When you pass away, you leave many material things behind — “you can’t take it with you,” as the saying goes. That can include assets like real estate, cash, vehicles, jewelry and other valuables — and things of sentimental value, too.
Most people want to make sure their earthly possessions are passed along to loved ones.
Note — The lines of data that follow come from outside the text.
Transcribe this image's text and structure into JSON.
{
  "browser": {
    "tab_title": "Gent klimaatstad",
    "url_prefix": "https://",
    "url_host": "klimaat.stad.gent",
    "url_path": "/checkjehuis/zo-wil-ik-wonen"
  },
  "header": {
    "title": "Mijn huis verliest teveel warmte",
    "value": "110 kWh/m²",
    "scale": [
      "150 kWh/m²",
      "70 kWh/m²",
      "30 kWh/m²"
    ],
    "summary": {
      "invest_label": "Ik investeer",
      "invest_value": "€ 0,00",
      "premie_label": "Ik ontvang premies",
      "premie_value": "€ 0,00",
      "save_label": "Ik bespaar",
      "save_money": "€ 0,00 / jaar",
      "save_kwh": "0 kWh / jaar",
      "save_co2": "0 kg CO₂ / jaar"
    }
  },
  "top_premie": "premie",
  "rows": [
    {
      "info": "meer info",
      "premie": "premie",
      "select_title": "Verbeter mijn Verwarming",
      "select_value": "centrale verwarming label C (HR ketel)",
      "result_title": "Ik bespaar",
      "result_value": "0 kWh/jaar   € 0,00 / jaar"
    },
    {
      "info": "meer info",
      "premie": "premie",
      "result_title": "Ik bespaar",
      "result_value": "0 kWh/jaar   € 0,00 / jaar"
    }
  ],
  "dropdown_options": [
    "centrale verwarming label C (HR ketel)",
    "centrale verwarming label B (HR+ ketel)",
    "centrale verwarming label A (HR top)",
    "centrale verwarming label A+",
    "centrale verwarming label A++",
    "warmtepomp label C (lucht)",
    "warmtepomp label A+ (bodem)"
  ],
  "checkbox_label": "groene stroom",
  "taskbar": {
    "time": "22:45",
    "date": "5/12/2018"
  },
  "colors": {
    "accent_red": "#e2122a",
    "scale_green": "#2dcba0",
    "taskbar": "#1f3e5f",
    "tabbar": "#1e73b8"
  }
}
But unless you clearly communicate your wishes in legally binding estate planning documents like a last will and testament, your plans may not be carried out as you wanted.
Unfortunately, that includes a lot of Americans — just a little more than 30 percent of American adults have a will or some sort of an estate-planning document.1
While some 60 percent of survey respondents say they think estate planning is a very good thing,1 that sentiment doesn’t always turn into action — and many people don’t take the steps they need to, leaving their loved ones to play a guessing game.